Egyptian scientist Maged Al-Sherbiny, who researches vaccine development and diagnostics, South African Felix Dapare Dakora, who is studying food scarcity in Africa, and Mexican scholar Rossana Arroyo, who researches parasitic diseases, are the first recipients of the prize. Each is to receive $100,000 (£64,000). The rest of the prize will go to subsequent winners.

Corruption within Equatorial Guinea’s ruling clan and the oil-rich country’s human rights record have turned what might have been a welcome prize into a bitter four-year debate.

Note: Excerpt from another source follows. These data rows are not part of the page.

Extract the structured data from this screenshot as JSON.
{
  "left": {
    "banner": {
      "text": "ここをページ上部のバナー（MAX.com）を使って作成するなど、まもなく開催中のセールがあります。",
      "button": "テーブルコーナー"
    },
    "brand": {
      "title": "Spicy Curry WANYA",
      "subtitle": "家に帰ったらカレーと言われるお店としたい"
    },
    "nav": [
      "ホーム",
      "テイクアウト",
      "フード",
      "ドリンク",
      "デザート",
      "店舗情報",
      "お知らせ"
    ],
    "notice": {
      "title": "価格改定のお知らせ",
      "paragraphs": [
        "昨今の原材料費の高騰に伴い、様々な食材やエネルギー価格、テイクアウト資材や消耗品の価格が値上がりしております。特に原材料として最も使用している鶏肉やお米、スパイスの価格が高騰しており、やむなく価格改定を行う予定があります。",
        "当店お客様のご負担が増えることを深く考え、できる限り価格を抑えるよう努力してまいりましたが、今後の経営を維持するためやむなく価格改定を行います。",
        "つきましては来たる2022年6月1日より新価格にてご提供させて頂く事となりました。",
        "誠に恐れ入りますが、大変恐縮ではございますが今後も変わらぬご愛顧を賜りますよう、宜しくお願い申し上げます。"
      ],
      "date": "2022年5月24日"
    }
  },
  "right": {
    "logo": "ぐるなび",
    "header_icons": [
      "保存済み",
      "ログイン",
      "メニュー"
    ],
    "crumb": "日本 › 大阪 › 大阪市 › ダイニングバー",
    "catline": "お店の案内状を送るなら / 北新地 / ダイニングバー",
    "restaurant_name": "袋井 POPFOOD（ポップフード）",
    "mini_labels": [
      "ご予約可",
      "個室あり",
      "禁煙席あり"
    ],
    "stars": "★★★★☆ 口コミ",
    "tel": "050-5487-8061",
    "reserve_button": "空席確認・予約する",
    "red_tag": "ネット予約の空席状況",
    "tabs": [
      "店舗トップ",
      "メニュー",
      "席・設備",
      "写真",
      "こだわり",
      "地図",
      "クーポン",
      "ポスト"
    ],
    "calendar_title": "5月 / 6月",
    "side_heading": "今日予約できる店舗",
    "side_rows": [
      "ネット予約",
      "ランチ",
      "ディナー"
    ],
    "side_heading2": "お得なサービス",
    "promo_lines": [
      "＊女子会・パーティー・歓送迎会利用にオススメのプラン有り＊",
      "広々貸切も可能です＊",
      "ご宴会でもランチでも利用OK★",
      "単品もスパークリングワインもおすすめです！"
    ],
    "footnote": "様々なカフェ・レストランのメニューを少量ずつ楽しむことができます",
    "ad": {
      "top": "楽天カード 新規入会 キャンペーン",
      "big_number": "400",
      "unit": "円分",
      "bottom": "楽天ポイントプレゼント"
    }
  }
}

Even the head of the UN Educational, Scientific and Cultural Organisation, Irina Bokova, opposed the prize and twice sought legal counsel during the feud.

It is one of several major diplomatic dramas to descend on Unesco. The October vote to admit Palestine as Unesco’s 195th member triggered the withdrawal of $80m in US funding (£51m), or 22 per cent of the budget.

Even a former Mexican ambassador to Unesco, Homero Aridjis, has expressed his disappointment, even though one of the winners is Mexican.

“It is shameful,” he wrote in a statement issued on Monday, “that Unesco is party to a prize given by Africa’s longest-reigning dictator, who has pillaged his country’s wealth, keeping the majority of the population in dire poverty, and who has a long record of human rights abuse, repression of freedom of the press and corruption.”

Equatorial Guinea was the worst governed country of all surveyed by the UN in 2011 for a Human Development Report, which measured the discrepancy between wealth and development.